you get is different, it is so frustratingâ€¦ I was told by a principal I get all the
problem children, and I get all the low kids because they know that I will work with
them. Is that fair? [And] the principals donâ€™t care. If you can do it and get away with
it, they want you to do it. I donâ€™t care what anyone says. I have gone and talked to
two principals in the past about it, and they donâ€™t want to hear it.

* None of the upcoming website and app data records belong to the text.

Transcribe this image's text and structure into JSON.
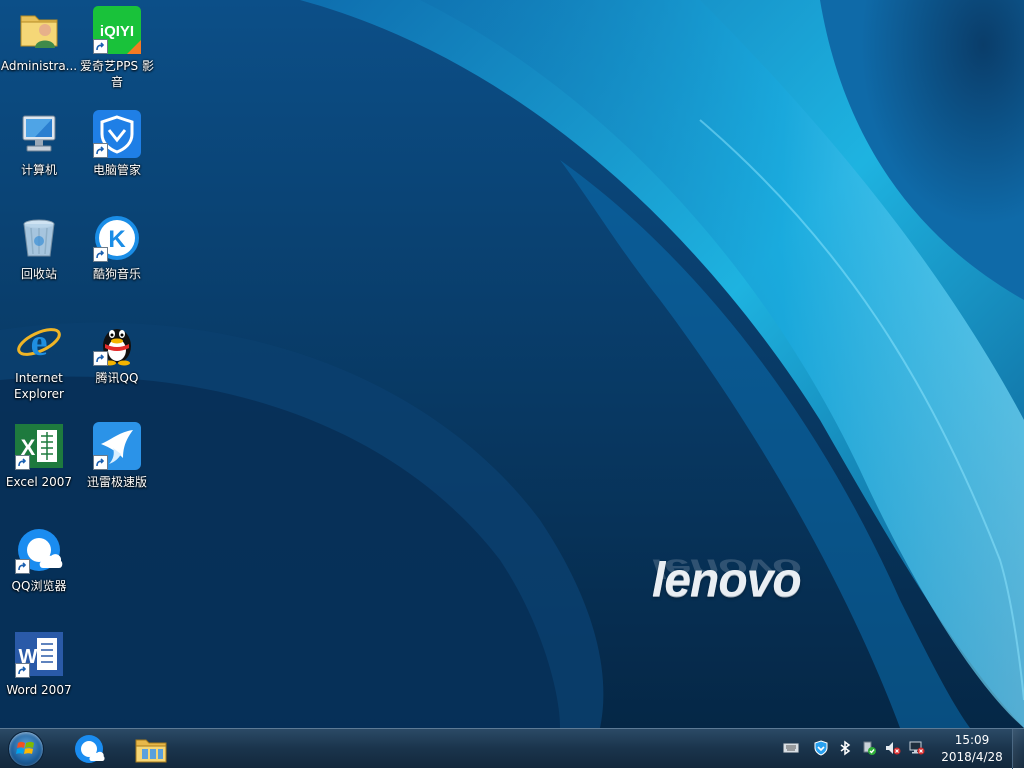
{
  "wallpaper": {
    "brand": "lenovo",
    "colors": {
      "deep": "#04243f",
      "mid": "#0a5a9a",
      "bright": "#1fb9e6",
      "glow": "#7fe3ff"
    }
  },
  "desktop_icons": [
    {
      "label": "Administra...",
      "icon": "user-folder-icon",
      "shortcut": false
    },
    {
      "label": "爱奇艺PPS 影音",
      "icon": "iqiyi-icon",
      "shortcut": true,
      "logo_text": "iQIYI"
    },
    {
      "label": "计算机",
      "icon": "computer-icon",
      "shortcut": false
    },
    {
      "label": "电脑管家",
      "icon": "tencent-pc-manager-icon",
      "shortcut": true
    },
    {
      "label": "回收站",
      "icon": "recycle-bin-icon",
      "shortcut": false
    },
    {
      "label": "酷狗音乐",
      "icon": "kugou-music-icon",
      "shortcut": true,
      "logo_text": "K"
    },
    {
      "label": "Internet Explorer",
      "icon": "internet-explorer-icon",
      "shortcut": false
    },
    {
      "label": "腾讯QQ",
      "icon": "qq-penguin-icon",
      "shortcut": true
    },
    {
      "label": "Excel 2007",
      "icon": "excel-icon",
      "shortcut": true,
      "logo_text": "X"
    },
    {
      "label": "迅雷极速版",
      "icon": "xunlei-icon",
      "shortcut": true
    },
    {
      "label": "QQ浏览器",
      "icon": "qq-browser-icon",
      "shortcut": true
    },
    {
      "label": "Word 2007",
      "icon": "word-icon",
      "shortcut": true,
      "logo_text": "W"
    }
  ],
  "taskbar": {
    "start_button": "windows-start-icon",
    "pinned": [
      "qq-browser-icon",
      "file-explorer-icon"
    ],
    "tray": [
      "keyboard-icon",
      "tencent-pc-manager-icon",
      "bluetooth-icon",
      "safely-remove-hardware-icon",
      "volume-muted-icon",
      "network-disconnected-icon"
    ],
    "clock": {
      "time": "15:09",
      "date": "2018/4/28"
    }
  }
}
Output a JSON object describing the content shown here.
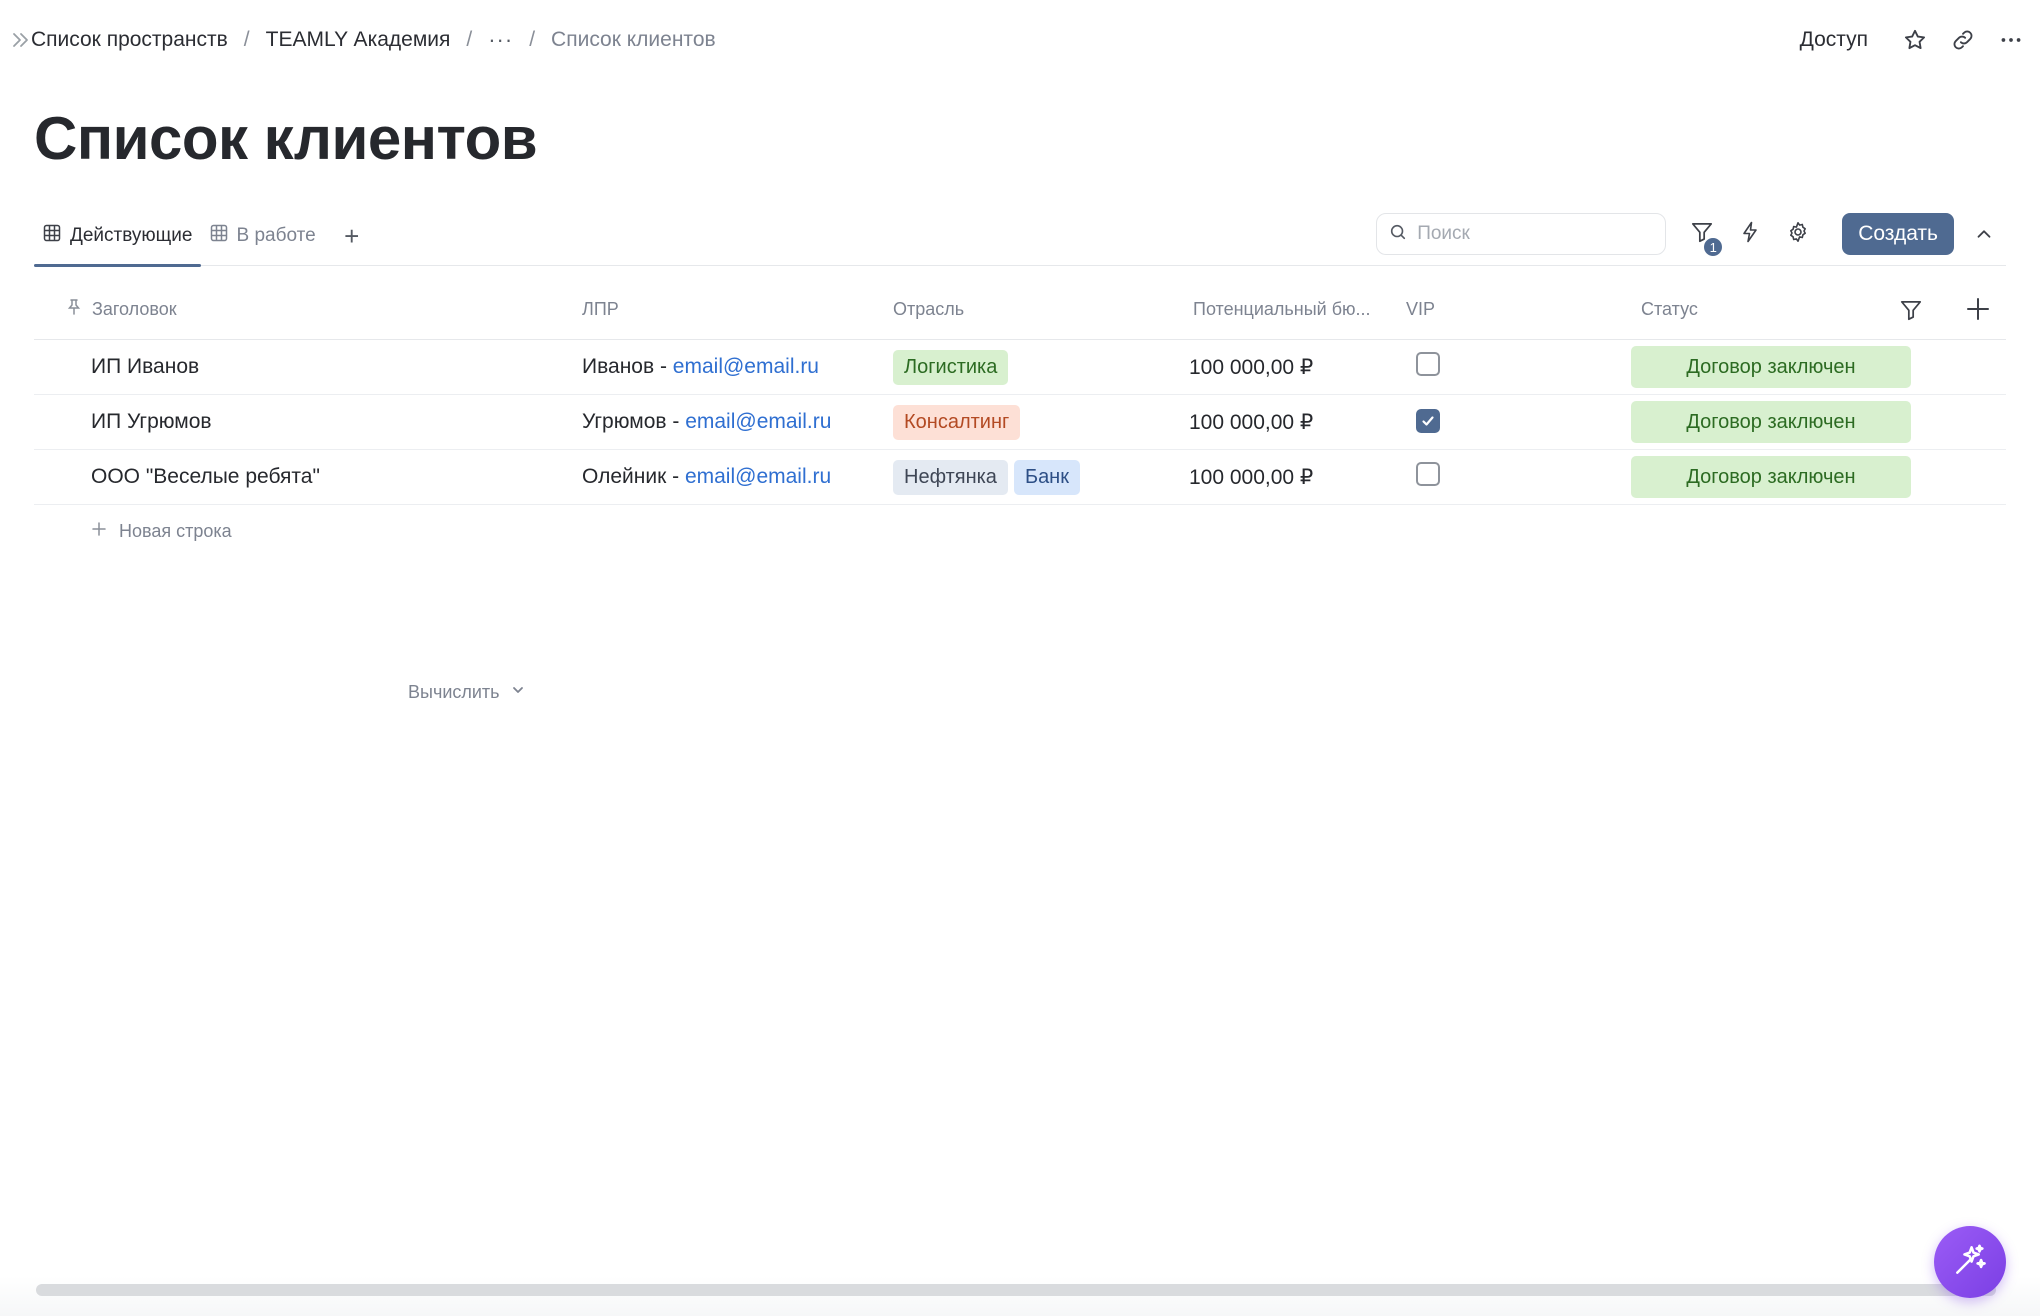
{
  "breadcrumb": {
    "items": [
      "Список пространств",
      "TEAMLY Академия",
      "···",
      "Список клиентов"
    ],
    "separator": "/"
  },
  "top_actions": {
    "access_label": "Доступ"
  },
  "page": {
    "title": "Список клиентов"
  },
  "tabs": [
    {
      "label": "Действующие",
      "active": true
    },
    {
      "label": "В работе",
      "active": false
    }
  ],
  "tab_add_label": "+",
  "toolbar": {
    "search_placeholder": "Поиск",
    "filter_count": "1",
    "create_label": "Создать"
  },
  "table": {
    "columns": [
      "Заголовок",
      "ЛПР",
      "Отрасль",
      "Потенциальный бю...",
      "VIP",
      "Статус"
    ],
    "rows": [
      {
        "title": "ИП Иванов",
        "lpr_name": "Иванов - ",
        "lpr_email": "email@email.ru",
        "tags": [
          "Логистика"
        ],
        "budget": "100 000,00 ₽",
        "vip": false,
        "status": "Договор заключен"
      },
      {
        "title": "ИП Угрюмов",
        "lpr_name": "Угрюмов - ",
        "lpr_email": "email@email.ru",
        "tags": [
          "Консалтинг"
        ],
        "budget": "100 000,00 ₽",
        "vip": true,
        "status": "Договор заключен"
      },
      {
        "title": "ООО \"Веселые ребята\"",
        "lpr_name": "Олейник - ",
        "lpr_email": "email@email.ru",
        "tags": [
          "Нефтянка",
          "Банк"
        ],
        "budget": "100 000,00 ₽",
        "vip": false,
        "status": "Договор заключен"
      }
    ],
    "new_row_label": "Новая строка",
    "calc_label": "Вычислить"
  },
  "colors": {
    "accent": "#4f6a91",
    "link": "#2f6fd1",
    "tag_green_bg": "#d8f0cf",
    "tag_orange_bg": "#fde0d6",
    "tag_gray_bg": "#e4eaf2",
    "tag_blue_bg": "#d7e6fb",
    "fab": "#8b4cf0"
  },
  "icons": {
    "expand": "chevrons-right-icon",
    "star": "star-icon",
    "link": "link-icon",
    "more": "more-horizontal-icon",
    "table_view": "table-grid-icon",
    "search": "search-icon",
    "filter": "filter-icon",
    "automation": "lightning-icon",
    "settings": "gear-icon",
    "collapse": "chevron-up-icon",
    "pin": "pin-icon",
    "add": "plus-icon",
    "ai": "sparkles-icon"
  }
}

Of course the teachers are cheating.Â You get the results that match your incentives â€“ regardless of how you get those results.Â As difficult as it may be to believe, teachers are no different from the folks who brought us the subprime mess.Â If you â€œincentâ€ them, they will deliver.Â But, be sure you define the goal correctly.Â If itâ€™s numbers you want, itâ€™s numbers you will get.Â Lehman was a remarkable performer in terms of its return on equity.Â Heck, yes!Â What the folks there didnâ€™t tell us because they were so rewarded was that they were spinning debt off the books.Â When you have little to no debt, your ROE does climb.Â And if you give kids the questions in advance or coach them during the exam, you will get your test scores and the rewards for your school and teachers.Â The problem is Lehman eventually collapsed.Â So it is with the test scores â€“ it all eventually comes out. Â A child who performs at the 70th percentile in second grade with the help of a teacher will land in third grade performing at the 20th-30th percentile.Â The 3rd=grade teacher has two choices: (1) work with these students to get their performance up; or (2) help them cheat on the exam.Â The second is easier and the downside slight.Â A five-day unpaid suspension may not be enough to deter cheating.Â The loss of a license to teach for 3 months (and not in the summer) may do it.Â If the principals and other administrators do not enforce the rules on cheating, they can hardly be surprised that, according to this study, it is rampant. See THE SEVEN SIGNS OF ETHICAL COLLAPSE for more information on what pressure does to organizations and individual employees.Â The schools are just a tad behind the business world in learning the lessons of incentives and performance results.